## [WORK ORDER]
Apart from the pictures, every entry should be reproduced exactly.

## [RECORD SET]
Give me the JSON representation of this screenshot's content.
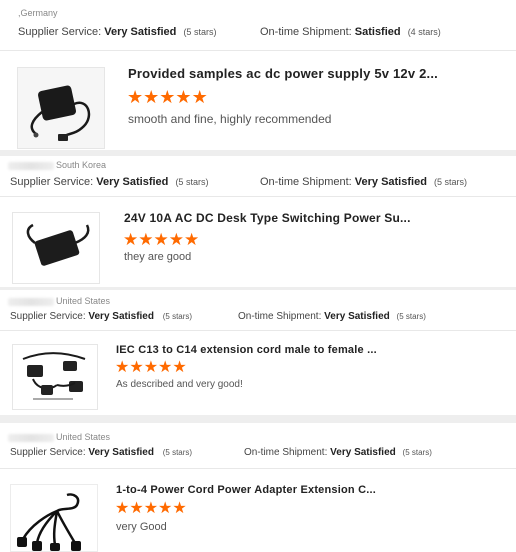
{
  "reviews": [
    {
      "country": ",Germany",
      "supplier_label": "Supplier Service:",
      "supplier_value": "Very Satisfied",
      "supplier_count": "(5 stars)",
      "shipment_label": "On-time Shipment:",
      "shipment_value": "Satisfied",
      "shipment_count": "(4 stars)",
      "title": "Provided samples ac dc power supply 5v 12v 2...",
      "stars": 5,
      "comment": "smooth and fine, highly recommended"
    },
    {
      "country": "South Korea",
      "supplier_label": "Supplier Service:",
      "supplier_value": "Very Satisfied",
      "supplier_count": "(5 stars)",
      "shipment_label": "On-time Shipment:",
      "shipment_value": "Very Satisfied",
      "shipment_count": "(5 stars)",
      "title": "24V 10A AC DC Desk Type Switching Power Su...",
      "stars": 5,
      "comment": "they are good"
    },
    {
      "country": "United States",
      "supplier_label": "Supplier Service:",
      "supplier_value": "Very Satisfied",
      "supplier_count": "(5 stars)",
      "shipment_label": "On-time Shipment:",
      "shipment_value": "Very Satisfied",
      "shipment_count": "(5 stars)",
      "title": "IEC C13 to C14 extension cord male to female ...",
      "stars": 5,
      "comment": "As described and very good!"
    },
    {
      "country": "United States",
      "supplier_label": "Supplier Service:",
      "supplier_value": "Very Satisfied",
      "supplier_count": "(5 stars)",
      "shipment_label": "On-time Shipment:",
      "shipment_value": "Very Satisfied",
      "shipment_count": "(5 stars)",
      "title": "1-to-4 Power Cord Power Adapter Extension C...",
      "stars": 5,
      "comment": "very Good"
    }
  ],
  "colors": {
    "star": "#ff6a00"
  },
  "icons": [
    "star-icon",
    "product-image-adapter",
    "product-image-desk-adapter",
    "product-image-extension-cords",
    "product-image-splitter-cord"
  ]
}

## [THE COMPLETED TASK]
Give me the JSON representation of this screenshot's content.
{
  "reviews": [
    {
      "country": ",Germany",
      "supplier_label": "Supplier Service:",
      "supplier_value": "Very Satisfied",
      "supplier_count": "(5 stars)",
      "shipment_label": "On-time Shipment:",
      "shipment_value": "Satisfied",
      "shipment_count": "(4 stars)",
      "title": "Provided samples ac dc power supply 5v 12v 2...",
      "stars": 5,
      "comment": "smooth and fine, highly recommended"
    },
    {
      "country": "South Korea",
      "supplier_label": "Supplier Service:",
      "supplier_value": "Very Satisfied",
      "supplier_count": "(5 stars)",
      "shipment_label": "On-time Shipment:",
      "shipment_value": "Very Satisfied",
      "shipment_count": "(5 stars)",
      "title": "24V 10A AC DC Desk Type Switching Power Su...",
      "stars": 5,
      "comment": "they are good"
    },
    {
      "country": "United States",
      "supplier_label": "Supplier Service:",
      "supplier_value": "Very Satisfied",
      "supplier_count": "(5 stars)",
      "shipment_label": "On-time Shipment:",
      "shipment_value": "Very Satisfied",
      "shipment_count": "(5 stars)",
      "title": "IEC C13 to C14 extension cord male to female ...",
      "stars": 5,
      "comment": "As described and very good!"
    },
    {
      "country": "United States",
      "supplier_label": "Supplier Service:",
      "supplier_value": "Very Satisfied",
      "supplier_count": "(5 stars)",
      "shipment_label": "On-time Shipment:",
      "shipment_value": "Very Satisfied",
      "shipment_count": "(5 stars)",
      "title": "1-to-4 Power Cord Power Adapter Extension C...",
      "stars": 5,
      "comment": "very Good"
    }
  ],
  "colors": {
    "star": "#ff6a00"
  },
  "icons": [
    "star-icon",
    "product-image-adapter",
    "product-image-desk-adapter",
    "product-image-extension-cords",
    "product-image-splitter-cord"
  ]
}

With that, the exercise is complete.